Through the careful creation of each menu item, Huyn says the qualities that distinguish his restaurant from the rest organically emerged. “Before we say a dish is good, [my team and I] think about the dish and talk about it a lot. Accidentally, we’ve been able to find our identity through that process.”
216 Close Ave (Parkdale)
Though unassuming from the outside, Loga’s Corner in Parkdale pumps out the best momos in town seven days a week.
Eponymously named after the owner, Loga, this neighbourhood hot spot serves up traditional Tibetan dumplings in many meat options, and there is a potato for vegan/plant-based dumpling lovers! The chewy, soft momos are freshly made in-house daily, steamed upon ordering, and served with spicy pickled daikon radishes and chili oil — all for $8.
As momos have become a staple food for Parkdale residents, Loga has expanded his space twice since opening up shop to keep up with his loyal following.
794 Dundas Street West (Trinity Bellwoods)
The fun fusion of Caribbean and Chinese flavours on the menu at Patois is the brainchild of Chef Craig Wong — a restaurant adored by many, including Michelle Yeoh!
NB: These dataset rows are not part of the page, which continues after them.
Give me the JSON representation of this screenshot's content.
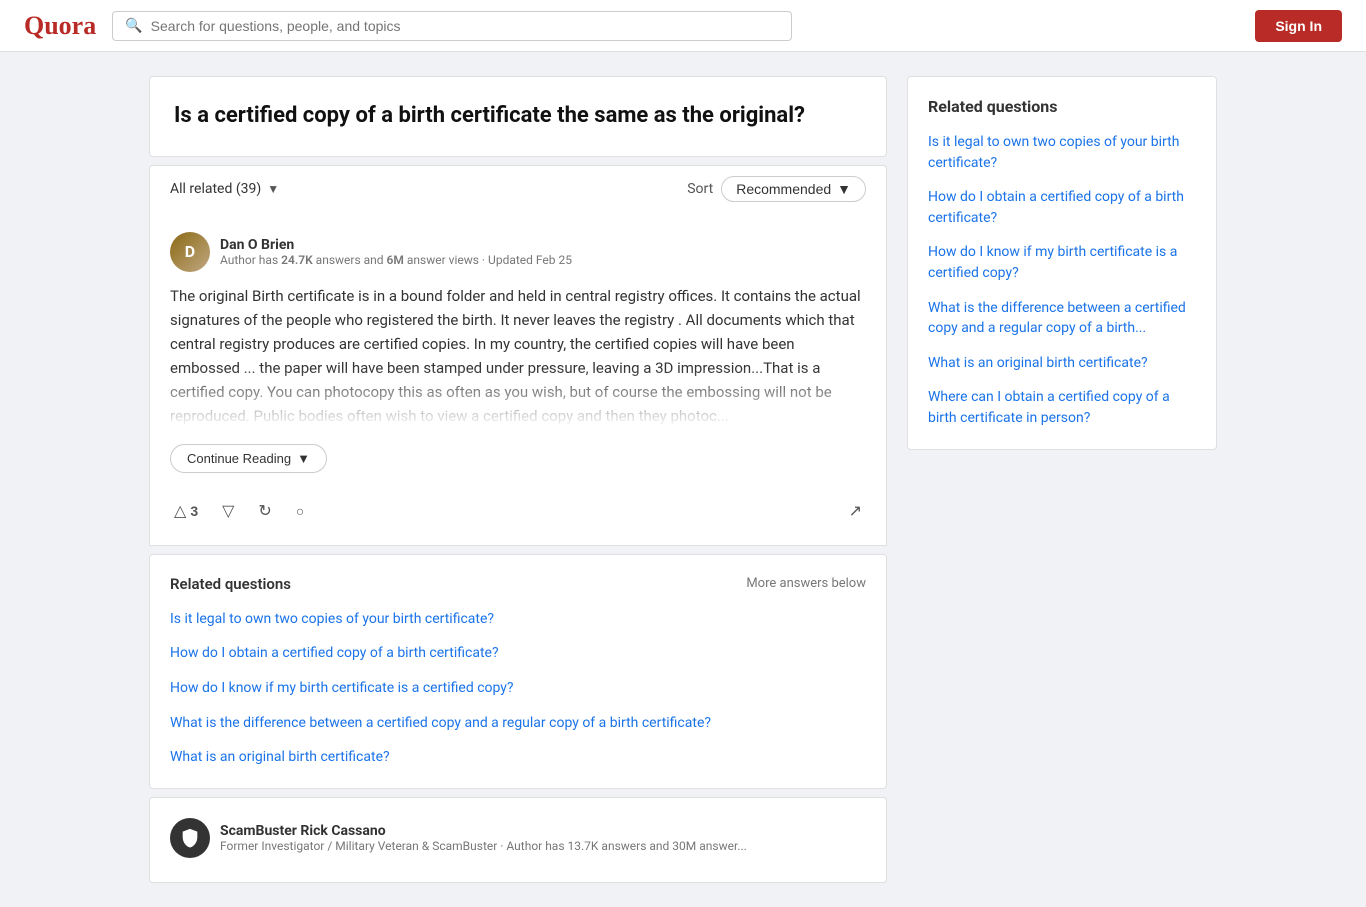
{
  "header": {
    "logo": "Quora",
    "search_placeholder": "Search for questions, people, and topics",
    "sign_in_label": "Sign In"
  },
  "question": {
    "title": "Is a certified copy of a birth certificate the same as the original?"
  },
  "answers_toolbar": {
    "all_related_label": "All related (39)",
    "sort_label": "Sort",
    "sort_value": "Recommended"
  },
  "answer": {
    "author_name": "Dan O Brien",
    "author_meta_prefix": "Author has ",
    "author_answers": "24.7K",
    "author_meta_mid": " answers and ",
    "author_views": "6M",
    "author_meta_suffix": " answer views · Updated Feb 25",
    "text": "The original Birth certificate is in a bound folder and held in central registry offices. It contains the actual signatures of the people who registered the birth. It never leaves the registry . All documents which that central registry produces are certified copies. In my country, the certified copies will have been embossed ... the paper will have been stamped under pressure, leaving a 3D impression...That is a certified copy. You can photocopy this as often as you wish, but of course the embossing will not be reproduced. Public bodies often wish to view a certified copy and then they photoc...",
    "upvote_count": "3",
    "continue_reading": "Continue Reading"
  },
  "related_questions_inline": {
    "title": "Related questions",
    "more_answers_label": "More answers below",
    "items": [
      "Is it legal to own two copies of your birth certificate?",
      "How do I obtain a certified copy of a birth certificate?",
      "How do I know if my birth certificate is a certified copy?",
      "What is the difference between a certified copy and a regular copy of a birth certificate?",
      "What is an original birth certificate?"
    ]
  },
  "second_author": {
    "name": "ScamBuster Rick Cassano",
    "meta": "Former Investigator / Military Veteran & ScamBuster · Author has 13.7K answers and 30M answer..."
  },
  "sidebar": {
    "title": "Related questions",
    "items": [
      "Is it legal to own two copies of your birth certificate?",
      "How do I obtain a certified copy of a birth certificate?",
      "How do I know if my birth certificate is a certified copy?",
      "What is the difference between a certified copy and a regular copy of a birth...",
      "What is an original birth certificate?",
      "Where can I obtain a certified copy of a birth certificate in person?"
    ]
  }
}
When Yeoh stops by Patois, Wong says she specially orders the crispy jerk butter-fried lobster, which is chopped in-shell and then stir-fried in Ritz crackers. “The crackers are like Thanksgiving stuffing, sopping up all the flavours and juices,” said Wong.
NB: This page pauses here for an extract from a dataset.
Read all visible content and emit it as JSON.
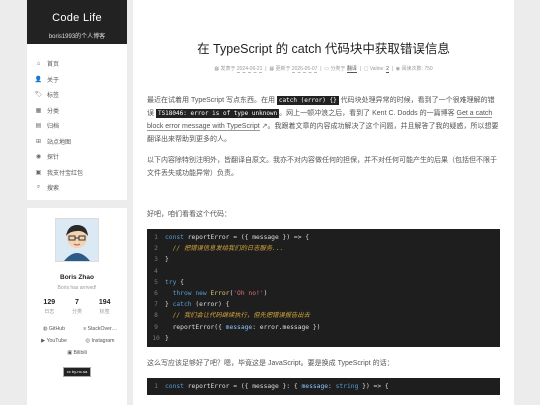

The celebrated chef fuses his international culinary training and Jamaican Chinese heritage to create many more inventive dishes like the Jamaican Patty Double Down, Jerk Pork Belly Yakisoba, and a Chinese Pineapple Bun Burger.
Wong credits his inventive gastronomic creations to early teachings from his grandmother while she cooked up her “resourceful” culinary creations. “When she lived in Jamaica, she cooked Chinese food with Jamaican ingredients. And sometimes, she would cook Jamaican food using Chinese ingredients,” said Wong. “Ingredients don’t need to be tied to a specific cuisine. Food is like a painter’s palette, which is never limited in options because you can start mixing colours together.”
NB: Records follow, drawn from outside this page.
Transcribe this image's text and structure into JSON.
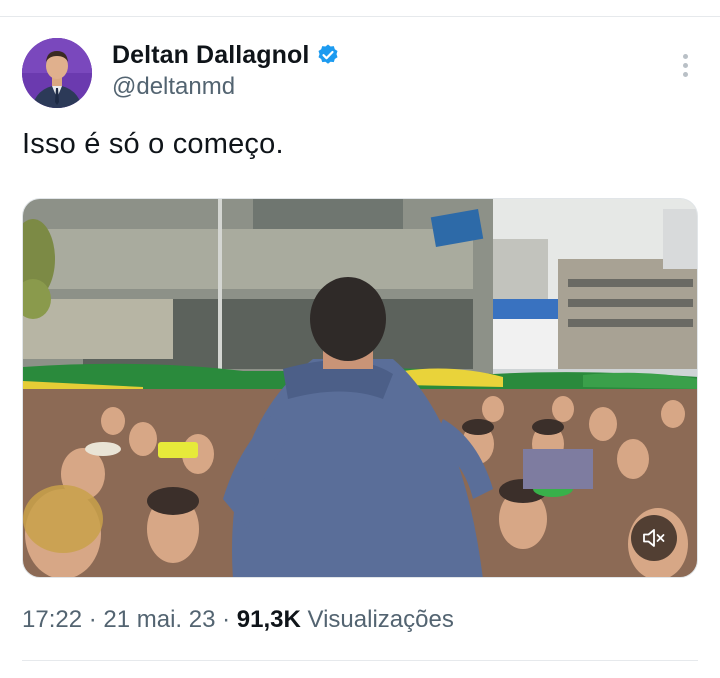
{
  "author": {
    "display_name": "Deltan Dallagnol",
    "handle": "@deltanmd",
    "verified": true,
    "verified_color": "#1d9bf0",
    "avatar_icon": "profile-photo"
  },
  "tweet": {
    "text": "Isso é só o começo."
  },
  "media": {
    "type": "video",
    "mute_icon": "speaker-muted-icon"
  },
  "meta": {
    "time": "17:22",
    "separator": " · ",
    "date": "21 mai. 23",
    "views_count": "91,3K",
    "views_label": "Visualizações"
  },
  "more_icon": "vertical-ellipsis-icon"
}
192 Augusta Ave (Kensington Market)
When King’s Café opened in 1997, vegetarian restaurants were still somewhat of an anomaly in Toronto. Over two decades later, the restaurant has become a Kensington Market institution, satisfying a broad spectrum of palettes with classic Chinese dishes — all made from plants.
The menu boasts vegan renditions of dim sum favourites like siu mai, har gow (crystal shrimp dumplings), barbeque pork buns and lo mai gai (sticky rice in lotus leaf).
And after your meal, you can bring the goods home! Almost everything on the menu is available for purchase at the side of the restaurant, mostly manufactured at King’s Café’s own facility in Mississauga.
Soos and Fat Choi
94 Ossington Ave (Ossington)
In the heart of trendy Ossington Avenue, Soos is the spot to go for a refined take on Malay and Nyonya street food. The restaurant is named after its founders, the Soo family (Zenn, Tricia, Lauren and Zack Soo), who are veterans of the Toronto restaurant scene. “We think of Malaysian food as the original fusion food, there are so many different cultures intersecting; a huge Chinese population, a huge Indian population,” said Lauren, who works as the restaurant’s manager. “It’s been occupied by the British, the Portuguese, the Dutch … it’s a melting pot.”
The Prosperity Slaw is a head-turner, packed high with a colourful and crisp medley of 20 ingredients tossed in a yuzu plum dressing. The Winter Tofu is another standout, steamed and topped with preserved vegetables, Mapo sauce, shiitake mushrooms and cilantro. If à la carte isn’t your vibe, the restaurant also offers a ‘feed me’ menu so guests can sit back and enjoy the experience of flavours and textures Soos’ chefs cook up.
This post was sponsored by Destination Toronto. Views and reviews are the author’s own.